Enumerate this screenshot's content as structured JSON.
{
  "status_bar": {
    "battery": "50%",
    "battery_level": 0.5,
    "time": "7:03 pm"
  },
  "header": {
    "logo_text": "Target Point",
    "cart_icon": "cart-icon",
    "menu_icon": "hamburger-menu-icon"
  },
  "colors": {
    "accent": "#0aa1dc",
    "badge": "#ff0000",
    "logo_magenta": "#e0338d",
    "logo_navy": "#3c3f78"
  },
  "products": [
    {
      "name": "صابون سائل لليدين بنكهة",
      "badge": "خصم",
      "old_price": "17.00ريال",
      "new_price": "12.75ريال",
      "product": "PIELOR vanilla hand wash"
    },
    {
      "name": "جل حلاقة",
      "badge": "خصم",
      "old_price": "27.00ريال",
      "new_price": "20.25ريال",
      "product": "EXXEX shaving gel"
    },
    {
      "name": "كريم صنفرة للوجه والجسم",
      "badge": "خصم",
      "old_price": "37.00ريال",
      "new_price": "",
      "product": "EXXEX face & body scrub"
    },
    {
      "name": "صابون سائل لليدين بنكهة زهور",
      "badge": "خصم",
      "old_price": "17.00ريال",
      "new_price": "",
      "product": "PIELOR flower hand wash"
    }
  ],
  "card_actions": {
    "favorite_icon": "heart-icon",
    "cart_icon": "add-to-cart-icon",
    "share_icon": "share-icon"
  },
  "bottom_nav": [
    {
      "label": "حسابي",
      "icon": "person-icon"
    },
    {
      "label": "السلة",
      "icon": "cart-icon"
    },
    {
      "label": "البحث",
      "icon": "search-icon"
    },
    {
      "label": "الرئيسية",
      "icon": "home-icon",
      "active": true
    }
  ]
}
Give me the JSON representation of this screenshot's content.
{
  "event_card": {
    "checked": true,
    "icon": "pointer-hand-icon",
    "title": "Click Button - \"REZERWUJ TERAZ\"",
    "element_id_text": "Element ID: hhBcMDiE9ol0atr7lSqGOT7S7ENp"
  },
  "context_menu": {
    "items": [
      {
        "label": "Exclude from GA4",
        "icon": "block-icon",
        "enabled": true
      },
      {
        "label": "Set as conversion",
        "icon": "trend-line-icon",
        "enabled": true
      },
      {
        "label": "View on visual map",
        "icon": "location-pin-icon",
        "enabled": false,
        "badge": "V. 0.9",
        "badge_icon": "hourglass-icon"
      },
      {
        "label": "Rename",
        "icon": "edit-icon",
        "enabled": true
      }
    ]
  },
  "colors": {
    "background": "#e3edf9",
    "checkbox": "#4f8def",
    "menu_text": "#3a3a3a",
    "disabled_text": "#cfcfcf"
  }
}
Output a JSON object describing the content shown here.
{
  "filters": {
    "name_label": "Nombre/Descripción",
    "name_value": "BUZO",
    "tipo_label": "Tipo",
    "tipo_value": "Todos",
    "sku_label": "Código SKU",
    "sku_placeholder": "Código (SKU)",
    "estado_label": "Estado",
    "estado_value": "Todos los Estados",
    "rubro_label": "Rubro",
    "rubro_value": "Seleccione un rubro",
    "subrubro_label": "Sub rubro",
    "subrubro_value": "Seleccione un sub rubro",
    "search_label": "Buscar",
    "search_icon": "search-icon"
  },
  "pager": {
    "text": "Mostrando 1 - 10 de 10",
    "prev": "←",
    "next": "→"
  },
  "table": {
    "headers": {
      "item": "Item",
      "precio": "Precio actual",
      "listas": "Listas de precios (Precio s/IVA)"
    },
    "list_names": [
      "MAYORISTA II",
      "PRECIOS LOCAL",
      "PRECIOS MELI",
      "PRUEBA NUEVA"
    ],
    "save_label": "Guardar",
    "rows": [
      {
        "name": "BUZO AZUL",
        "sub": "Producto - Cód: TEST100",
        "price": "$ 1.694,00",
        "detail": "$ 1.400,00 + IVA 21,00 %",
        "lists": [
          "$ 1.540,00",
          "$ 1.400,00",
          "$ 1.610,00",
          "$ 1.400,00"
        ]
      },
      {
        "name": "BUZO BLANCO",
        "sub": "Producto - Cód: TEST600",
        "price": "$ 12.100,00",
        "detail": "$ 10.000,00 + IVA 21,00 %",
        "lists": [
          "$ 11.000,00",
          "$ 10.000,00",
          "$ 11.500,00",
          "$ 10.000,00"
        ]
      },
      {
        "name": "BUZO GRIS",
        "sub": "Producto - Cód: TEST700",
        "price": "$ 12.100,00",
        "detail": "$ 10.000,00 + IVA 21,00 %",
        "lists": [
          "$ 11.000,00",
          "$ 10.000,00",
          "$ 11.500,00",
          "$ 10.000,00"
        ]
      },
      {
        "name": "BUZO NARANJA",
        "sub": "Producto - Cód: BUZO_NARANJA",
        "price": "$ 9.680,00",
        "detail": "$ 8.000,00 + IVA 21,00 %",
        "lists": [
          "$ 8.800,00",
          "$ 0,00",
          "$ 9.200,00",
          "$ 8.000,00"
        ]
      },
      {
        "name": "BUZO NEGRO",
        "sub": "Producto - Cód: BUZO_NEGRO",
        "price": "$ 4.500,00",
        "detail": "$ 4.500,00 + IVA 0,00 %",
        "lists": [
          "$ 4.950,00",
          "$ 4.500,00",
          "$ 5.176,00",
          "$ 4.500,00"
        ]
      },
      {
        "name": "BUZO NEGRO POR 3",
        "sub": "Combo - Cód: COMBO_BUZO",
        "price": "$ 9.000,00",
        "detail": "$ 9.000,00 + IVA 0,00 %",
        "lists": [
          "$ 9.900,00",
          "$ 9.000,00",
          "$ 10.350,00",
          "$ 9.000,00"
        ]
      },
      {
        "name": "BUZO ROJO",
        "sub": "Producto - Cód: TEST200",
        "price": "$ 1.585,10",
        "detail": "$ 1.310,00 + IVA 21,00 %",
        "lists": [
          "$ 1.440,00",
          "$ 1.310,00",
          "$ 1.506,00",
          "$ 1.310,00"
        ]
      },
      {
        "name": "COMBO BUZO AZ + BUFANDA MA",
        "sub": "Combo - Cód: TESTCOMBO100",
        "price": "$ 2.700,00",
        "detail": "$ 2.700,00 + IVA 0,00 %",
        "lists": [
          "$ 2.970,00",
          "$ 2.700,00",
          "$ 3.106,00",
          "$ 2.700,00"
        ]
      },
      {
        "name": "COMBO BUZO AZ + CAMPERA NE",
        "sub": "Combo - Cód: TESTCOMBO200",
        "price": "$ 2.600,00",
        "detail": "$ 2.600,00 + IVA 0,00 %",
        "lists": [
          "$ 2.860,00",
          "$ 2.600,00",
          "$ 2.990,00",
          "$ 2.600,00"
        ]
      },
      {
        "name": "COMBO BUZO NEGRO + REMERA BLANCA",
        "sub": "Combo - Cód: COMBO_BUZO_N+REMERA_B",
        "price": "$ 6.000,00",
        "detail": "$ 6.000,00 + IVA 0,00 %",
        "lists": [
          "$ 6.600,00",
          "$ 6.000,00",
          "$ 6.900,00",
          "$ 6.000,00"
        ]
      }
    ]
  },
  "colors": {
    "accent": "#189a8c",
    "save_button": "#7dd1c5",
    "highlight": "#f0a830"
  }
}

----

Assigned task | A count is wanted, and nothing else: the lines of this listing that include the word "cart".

Solution below | 3